When the actual police arrived, they were met by a scene of slaughter that was gruesome even by Chicago standards. The victims’ bodies had been all but obliterated by shower of bullets, but one man was still just about breathing. It was Frank Gusenberg, himself a veteran hitman, now the one dying in a pool of blood. Recognizing Frank, one of the cops bent down and asked who’d shot him. According to different accounts, Gusenberg either blamed the cops themselves, or simply said “Nobody shot me”, obeying the Mob’s code of silence to the very end.
Nobody shot me
The St Valentine’s Day Massacre shocked the nation, and brought new police and media scrutiny on the operations of mobsters everywhere. This is one of the reasons some are sceptical about the theory Capone ordered the hit. Some historians point out that Capone’s rivalry with Moran simply wasn’t enough of a reason to orchestrate a shocking massacre that would attract so much unwelcome attention. Besides, if he’d wanted to assassinate key players in Moran’s gang, it would surely have made more sense to pick them off separately, in low-key hits, rather than a sensational orgy of blood-letting.
It doesn’t help that there’s still so much ambiguity over the basic details of the massacre. For example, why were Moran’s men even gathered in the garage that morning? The conventional version of events has it that they were lured by a mysterious bootlegger who’d promised to sell them a consignment of cut-rate whisky, but there are other theories. Some have even suggested that Moran himself ordered the men there to purge them from his ranks and pin the blame on Capone.
Unlikely? Perhaps. And certainly, the single best lead in the case seems to connect the massacre to Al Capone. This lead was Fred Burke, bluntly nicknamed “Killer”, who was identified by an eyewitness on St Valentine’s Day. Later that year, Burke was implicated in the senseless killing of a young patrolman who’d intervened when Burke got into a minor car collision. Burke shot the cop in cold blood, and was eventually jailed for the crime, but here’s the interesting thing for Mob historians: Burke’s home was found to contain guns which forensics tests proved had been used in the St Valentine’s Day Massacre.
This bombshell didn’t lead to any further revelations. It seems that Burke’s status as a cop-killer trumped the messy events in Chicago. But Burke’s known association with Capone means that – if he was indeed one of the killers that day – then it’s very likely Capone was indeed the mastermind.
Some still dispute it, though. One of them is Jonathan Eig, author of Get Capone, who argues that Capone had little to gain but a lot to lose from such an audaciously bloody operation. Eig subscribes to the so-called “Farrell Theory”, named after a Chicago citizen called Frank Farrell, who’d sent a letter to the FBI claiming that the massacre had nothing to do with mob rivalries at all.
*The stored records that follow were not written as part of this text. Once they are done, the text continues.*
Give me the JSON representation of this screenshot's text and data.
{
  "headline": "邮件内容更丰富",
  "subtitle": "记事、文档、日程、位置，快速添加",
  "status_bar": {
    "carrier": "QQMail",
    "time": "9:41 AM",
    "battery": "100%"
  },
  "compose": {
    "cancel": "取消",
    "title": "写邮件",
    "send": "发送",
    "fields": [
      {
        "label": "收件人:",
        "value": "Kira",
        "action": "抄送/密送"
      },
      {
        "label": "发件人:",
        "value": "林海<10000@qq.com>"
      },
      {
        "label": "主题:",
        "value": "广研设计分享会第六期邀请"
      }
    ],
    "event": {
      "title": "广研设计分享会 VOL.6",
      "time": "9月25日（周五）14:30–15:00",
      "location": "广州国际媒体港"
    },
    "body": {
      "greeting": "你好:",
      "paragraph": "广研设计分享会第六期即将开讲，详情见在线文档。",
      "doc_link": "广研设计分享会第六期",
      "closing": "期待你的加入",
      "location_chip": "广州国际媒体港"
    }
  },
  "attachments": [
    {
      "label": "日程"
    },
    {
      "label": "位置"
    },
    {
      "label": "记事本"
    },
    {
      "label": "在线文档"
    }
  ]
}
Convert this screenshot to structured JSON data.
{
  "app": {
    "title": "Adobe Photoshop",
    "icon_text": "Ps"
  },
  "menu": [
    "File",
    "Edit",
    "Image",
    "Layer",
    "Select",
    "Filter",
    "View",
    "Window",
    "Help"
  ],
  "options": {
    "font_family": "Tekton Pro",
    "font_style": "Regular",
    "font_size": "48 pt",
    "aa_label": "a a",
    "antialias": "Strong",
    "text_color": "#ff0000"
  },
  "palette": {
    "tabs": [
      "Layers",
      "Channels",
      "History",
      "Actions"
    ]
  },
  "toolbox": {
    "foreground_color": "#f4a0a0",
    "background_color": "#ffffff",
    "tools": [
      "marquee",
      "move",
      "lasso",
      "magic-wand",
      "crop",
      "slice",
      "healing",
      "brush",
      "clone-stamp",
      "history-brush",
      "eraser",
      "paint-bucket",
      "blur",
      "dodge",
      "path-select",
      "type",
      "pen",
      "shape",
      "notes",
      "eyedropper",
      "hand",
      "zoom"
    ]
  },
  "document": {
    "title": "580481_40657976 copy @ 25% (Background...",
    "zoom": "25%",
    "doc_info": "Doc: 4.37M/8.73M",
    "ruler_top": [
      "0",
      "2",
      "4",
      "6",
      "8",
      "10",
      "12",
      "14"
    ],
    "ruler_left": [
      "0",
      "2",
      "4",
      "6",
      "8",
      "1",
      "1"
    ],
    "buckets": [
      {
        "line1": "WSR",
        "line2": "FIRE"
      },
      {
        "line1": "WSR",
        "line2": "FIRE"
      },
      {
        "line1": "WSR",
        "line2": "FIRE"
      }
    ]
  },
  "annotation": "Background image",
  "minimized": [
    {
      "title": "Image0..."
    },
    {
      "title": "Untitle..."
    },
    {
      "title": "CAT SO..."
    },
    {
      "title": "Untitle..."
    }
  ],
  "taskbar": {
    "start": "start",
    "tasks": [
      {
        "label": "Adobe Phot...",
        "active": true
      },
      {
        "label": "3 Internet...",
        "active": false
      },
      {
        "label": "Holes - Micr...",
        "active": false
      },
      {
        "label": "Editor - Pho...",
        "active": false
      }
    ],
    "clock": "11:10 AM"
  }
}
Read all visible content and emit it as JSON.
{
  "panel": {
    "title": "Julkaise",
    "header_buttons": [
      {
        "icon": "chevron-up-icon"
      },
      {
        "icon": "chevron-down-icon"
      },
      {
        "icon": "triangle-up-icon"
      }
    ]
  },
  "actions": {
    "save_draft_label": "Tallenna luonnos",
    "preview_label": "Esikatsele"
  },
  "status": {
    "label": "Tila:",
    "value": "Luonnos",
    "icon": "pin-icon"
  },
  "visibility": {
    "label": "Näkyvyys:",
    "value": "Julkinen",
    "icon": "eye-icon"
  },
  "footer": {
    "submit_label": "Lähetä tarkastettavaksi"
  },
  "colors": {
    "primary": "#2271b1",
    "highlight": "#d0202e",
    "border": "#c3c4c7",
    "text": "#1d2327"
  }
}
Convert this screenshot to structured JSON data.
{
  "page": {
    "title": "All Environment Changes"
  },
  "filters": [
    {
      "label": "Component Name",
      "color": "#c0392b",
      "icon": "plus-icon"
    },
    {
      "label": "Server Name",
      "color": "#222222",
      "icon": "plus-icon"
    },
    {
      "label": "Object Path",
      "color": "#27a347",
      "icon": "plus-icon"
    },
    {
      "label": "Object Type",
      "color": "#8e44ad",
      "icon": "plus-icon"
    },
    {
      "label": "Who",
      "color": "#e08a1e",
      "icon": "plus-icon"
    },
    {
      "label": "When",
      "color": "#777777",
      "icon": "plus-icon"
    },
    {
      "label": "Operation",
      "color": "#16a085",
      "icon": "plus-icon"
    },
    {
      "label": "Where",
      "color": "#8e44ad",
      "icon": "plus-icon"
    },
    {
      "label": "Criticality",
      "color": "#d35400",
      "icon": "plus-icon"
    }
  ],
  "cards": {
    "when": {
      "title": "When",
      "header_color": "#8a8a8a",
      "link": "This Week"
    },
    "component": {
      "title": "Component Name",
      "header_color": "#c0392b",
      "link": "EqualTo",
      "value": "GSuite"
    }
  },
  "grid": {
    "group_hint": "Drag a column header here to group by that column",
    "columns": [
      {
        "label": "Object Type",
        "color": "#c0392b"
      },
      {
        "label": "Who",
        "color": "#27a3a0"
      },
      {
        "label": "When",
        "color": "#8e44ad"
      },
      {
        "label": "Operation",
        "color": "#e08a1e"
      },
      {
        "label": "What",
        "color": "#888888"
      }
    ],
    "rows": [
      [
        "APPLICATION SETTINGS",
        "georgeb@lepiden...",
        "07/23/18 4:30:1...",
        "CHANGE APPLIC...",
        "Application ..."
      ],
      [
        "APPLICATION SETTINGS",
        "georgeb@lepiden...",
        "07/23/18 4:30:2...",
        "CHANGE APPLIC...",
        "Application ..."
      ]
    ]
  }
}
According to this theory, it was a simple act of revenge, enacted by William White, aka “Three-Fingered Jack”, a veteran thug who held the Gusenberg brothers responsible for the shooting of his firefighter cousin. “Just about any time you see seven men dead, there's a reason that somebody was angry,” Eig says. “In this case, I suspect that it was the family of a young firefighter who was killed by some members of the Moran gang.”
Absolving Al Capone, Eig argues the personal nature of this motive would account for the savagery of the attack. But you could argue that this theory is based purely on hearsay, and doesn’t explain why some of the guns wound up in the possession of known Capone minion Fred Burke. On balance, it seems more likely than not that Chicago’s most mythologised mobster really was behind the events of that bloody Valentine’s Day, but it’s a mark of that crime’s impact that it’s still arousing intrigue almost a century later.